## Goal of the exercise
Exact copy, no pictures: reproduce every record below as it stands.

[[ Records for this exercise, beginning ]]

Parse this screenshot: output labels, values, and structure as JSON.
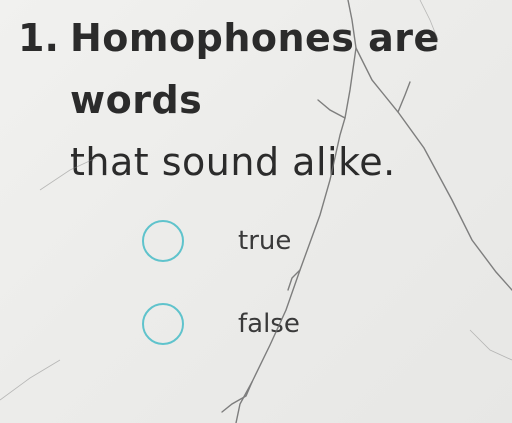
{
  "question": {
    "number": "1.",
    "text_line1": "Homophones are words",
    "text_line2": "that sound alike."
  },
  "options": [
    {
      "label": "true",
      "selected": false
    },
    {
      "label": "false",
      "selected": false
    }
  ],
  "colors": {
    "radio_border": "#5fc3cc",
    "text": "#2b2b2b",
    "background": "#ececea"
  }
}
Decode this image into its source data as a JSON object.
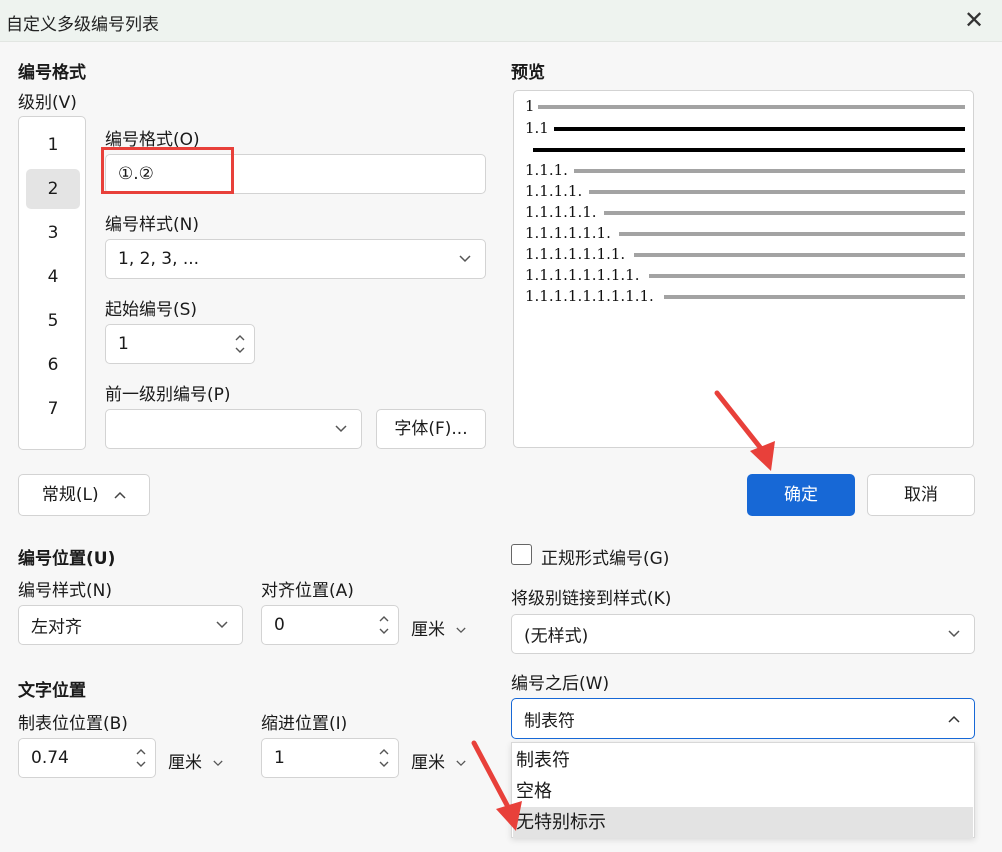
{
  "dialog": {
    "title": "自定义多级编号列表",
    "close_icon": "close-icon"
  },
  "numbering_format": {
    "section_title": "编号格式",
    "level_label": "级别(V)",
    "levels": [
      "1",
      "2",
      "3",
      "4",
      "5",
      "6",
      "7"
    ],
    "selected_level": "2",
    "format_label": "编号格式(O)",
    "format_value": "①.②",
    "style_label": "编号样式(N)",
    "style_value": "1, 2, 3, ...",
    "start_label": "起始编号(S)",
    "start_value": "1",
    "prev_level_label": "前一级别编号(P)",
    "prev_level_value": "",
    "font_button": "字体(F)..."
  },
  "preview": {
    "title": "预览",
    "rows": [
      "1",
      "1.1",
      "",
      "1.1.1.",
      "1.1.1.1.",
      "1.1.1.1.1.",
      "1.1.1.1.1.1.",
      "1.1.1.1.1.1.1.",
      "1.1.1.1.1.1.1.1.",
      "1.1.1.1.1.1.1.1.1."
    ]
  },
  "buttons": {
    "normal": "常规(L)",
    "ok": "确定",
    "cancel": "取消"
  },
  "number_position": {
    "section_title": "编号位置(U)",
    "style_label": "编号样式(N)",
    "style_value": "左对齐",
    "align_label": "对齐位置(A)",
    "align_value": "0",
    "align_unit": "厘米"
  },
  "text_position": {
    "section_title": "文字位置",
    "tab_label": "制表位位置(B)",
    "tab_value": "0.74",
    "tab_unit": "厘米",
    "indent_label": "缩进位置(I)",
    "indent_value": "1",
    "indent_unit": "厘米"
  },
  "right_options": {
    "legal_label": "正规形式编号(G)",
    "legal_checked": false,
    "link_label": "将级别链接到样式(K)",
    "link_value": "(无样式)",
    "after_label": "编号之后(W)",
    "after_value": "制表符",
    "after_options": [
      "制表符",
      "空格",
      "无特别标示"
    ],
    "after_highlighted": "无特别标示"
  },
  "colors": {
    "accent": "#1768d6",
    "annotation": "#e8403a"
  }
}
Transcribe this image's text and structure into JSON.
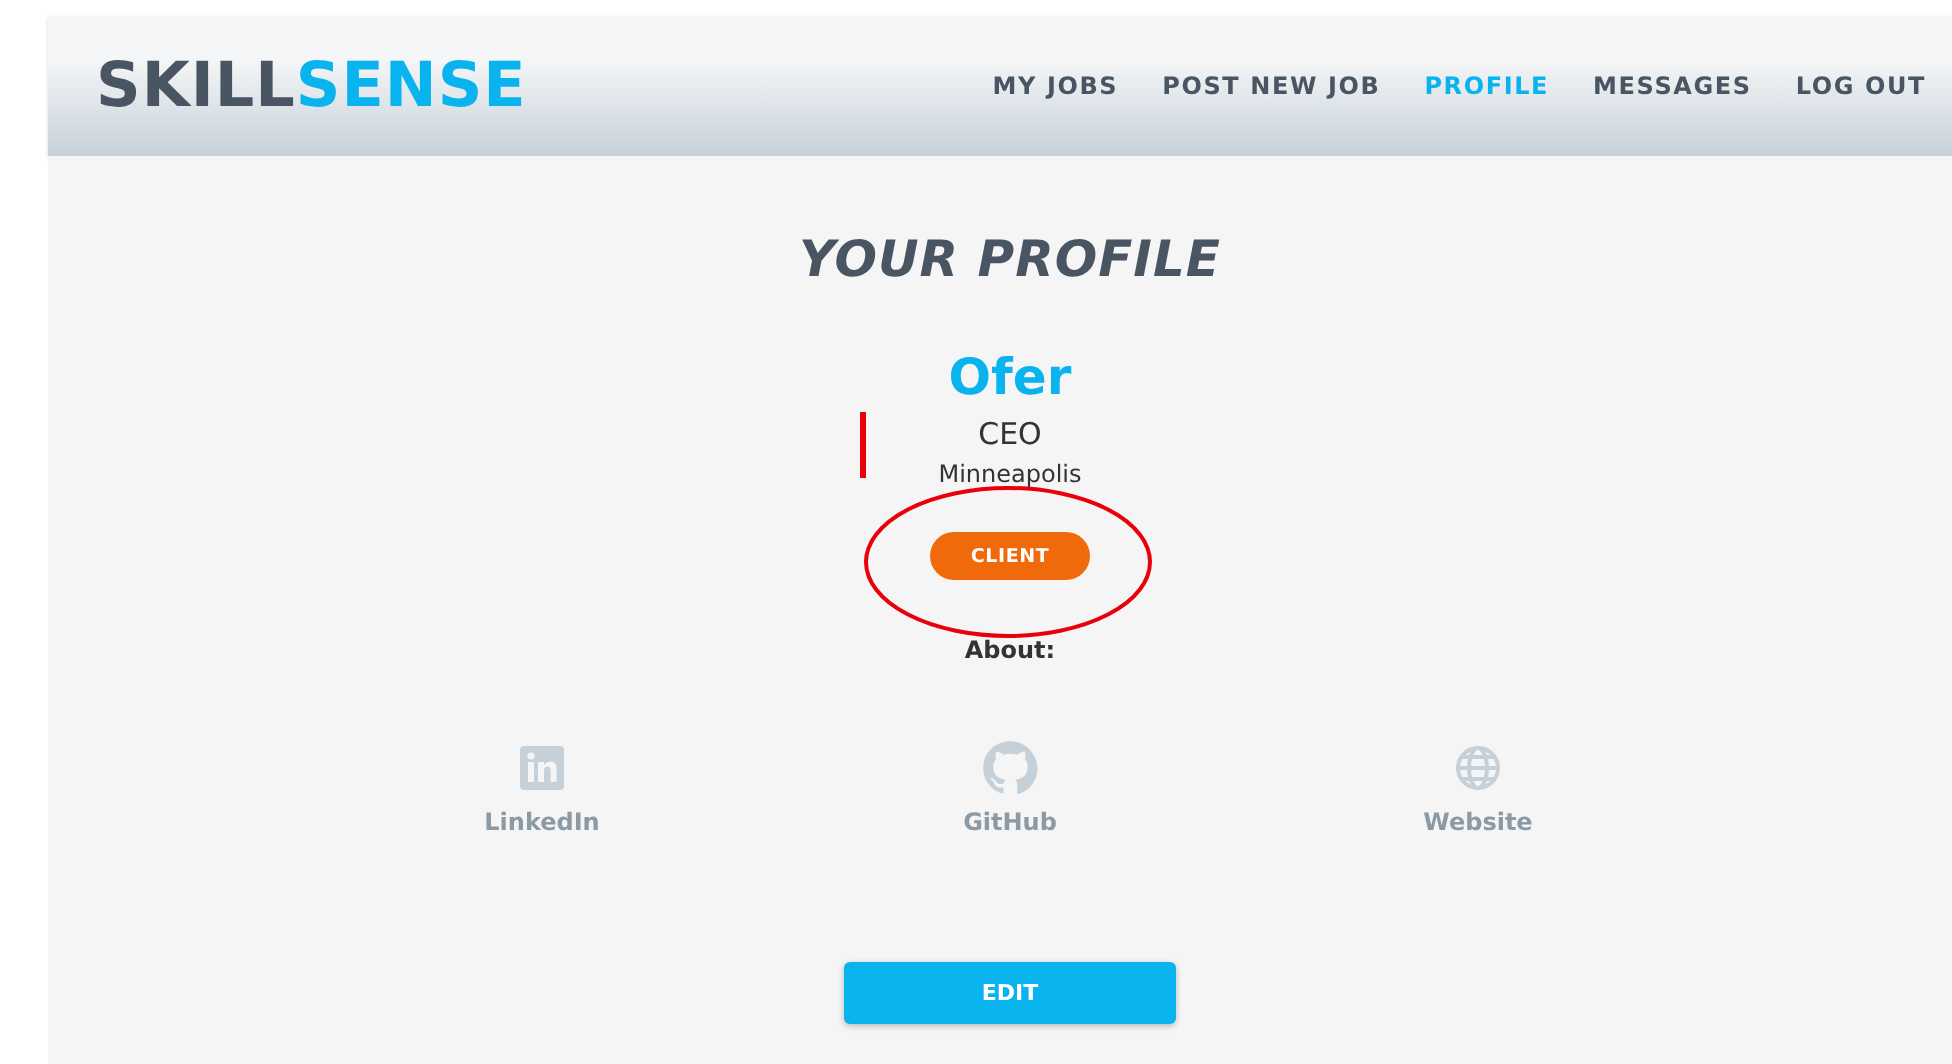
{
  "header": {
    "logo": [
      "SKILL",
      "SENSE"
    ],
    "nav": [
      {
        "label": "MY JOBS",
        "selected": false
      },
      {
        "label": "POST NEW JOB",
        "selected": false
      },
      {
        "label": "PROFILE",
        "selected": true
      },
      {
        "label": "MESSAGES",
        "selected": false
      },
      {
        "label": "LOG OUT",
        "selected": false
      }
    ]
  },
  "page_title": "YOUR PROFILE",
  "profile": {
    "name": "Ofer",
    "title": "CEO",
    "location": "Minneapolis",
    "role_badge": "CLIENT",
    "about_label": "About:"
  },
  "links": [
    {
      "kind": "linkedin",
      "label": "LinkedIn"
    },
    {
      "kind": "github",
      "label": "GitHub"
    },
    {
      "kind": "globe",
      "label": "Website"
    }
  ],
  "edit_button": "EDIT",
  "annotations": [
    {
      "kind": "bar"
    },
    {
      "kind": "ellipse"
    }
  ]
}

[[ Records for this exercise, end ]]

## Answer below
Parse this screenshot: output labels, values, and structure as JSON.
{
  "question": {
    "number": "1.",
    "text_line1": "Homophones are words",
    "text_line2": "that sound alike."
  },
  "options": [
    {
      "label": "true",
      "selected": false
    },
    {
      "label": "false",
      "selected": false
    }
  ],
  "colors": {
    "radio_border": "#5fc3cc",
    "text": "#2b2b2b",
    "background": "#ececea"
  }
}
Decode this image into its source data as a JSON object.
{
  "dialog": {
    "title": "自定义多级编号列表",
    "close_icon": "close-icon"
  },
  "numbering_format": {
    "section_title": "编号格式",
    "level_label": "级别(V)",
    "levels": [
      "1",
      "2",
      "3",
      "4",
      "5",
      "6",
      "7"
    ],
    "selected_level": "2",
    "format_label": "编号格式(O)",
    "format_value": "①.②",
    "style_label": "编号样式(N)",
    "style_value": "1, 2, 3, ...",
    "start_label": "起始编号(S)",
    "start_value": "1",
    "prev_level_label": "前一级别编号(P)",
    "prev_level_value": "",
    "font_button": "字体(F)..."
  },
  "preview": {
    "title": "预览",
    "rows": [
      "1",
      "1.1",
      "",
      "1.1.1.",
      "1.1.1.1.",
      "1.1.1.1.1.",
      "1.1.1.1.1.1.",
      "1.1.1.1.1.1.1.",
      "1.1.1.1.1.1.1.1.",
      "1.1.1.1.1.1.1.1.1."
    ]
  },
  "buttons": {
    "normal": "常规(L)",
    "ok": "确定",
    "cancel": "取消"
  },
  "number_position": {
    "section_title": "编号位置(U)",
    "style_label": "编号样式(N)",
    "style_value": "左对齐",
    "align_label": "对齐位置(A)",
    "align_value": "0",
    "align_unit": "厘米"
  },
  "text_position": {
    "section_title": "文字位置",
    "tab_label": "制表位位置(B)",
    "tab_value": "0.74",
    "tab_unit": "厘米",
    "indent_label": "缩进位置(I)",
    "indent_value": "1",
    "indent_unit": "厘米"
  },
  "right_options": {
    "legal_label": "正规形式编号(G)",
    "legal_checked": false,
    "link_label": "将级别链接到样式(K)",
    "link_value": "(无样式)",
    "after_label": "编号之后(W)",
    "after_value": "制表符",
    "after_options": [
      "制表符",
      "空格",
      "无特别标示"
    ],
    "after_highlighted": "无特别标示"
  },
  "colors": {
    "accent": "#1768d6",
    "annotation": "#e8403a"
  }
}
Transcribe this image's text and structure into JSON.
{
  "header": {
    "logo": [
      "SKILL",
      "SENSE"
    ],
    "nav": [
      {
        "label": "MY JOBS",
        "selected": false
      },
      {
        "label": "POST NEW JOB",
        "selected": false
      },
      {
        "label": "PROFILE",
        "selected": true
      },
      {
        "label": "MESSAGES",
        "selected": false
      },
      {
        "label": "LOG OUT",
        "selected": false
      }
    ]
  },
  "page_title": "YOUR PROFILE",
  "profile": {
    "name": "Ofer",
    "title": "CEO",
    "location": "Minneapolis",
    "role_badge": "CLIENT",
    "about_label": "About:"
  },
  "links": [
    {
      "kind": "linkedin",
      "label": "LinkedIn"
    },
    {
      "kind": "github",
      "label": "GitHub"
    },
    {
      "kind": "globe",
      "label": "Website"
    }
  ],
  "edit_button": "EDIT",
  "annotations": [
    {
      "kind": "bar"
    },
    {
      "kind": "ellipse"
    }
  ]
}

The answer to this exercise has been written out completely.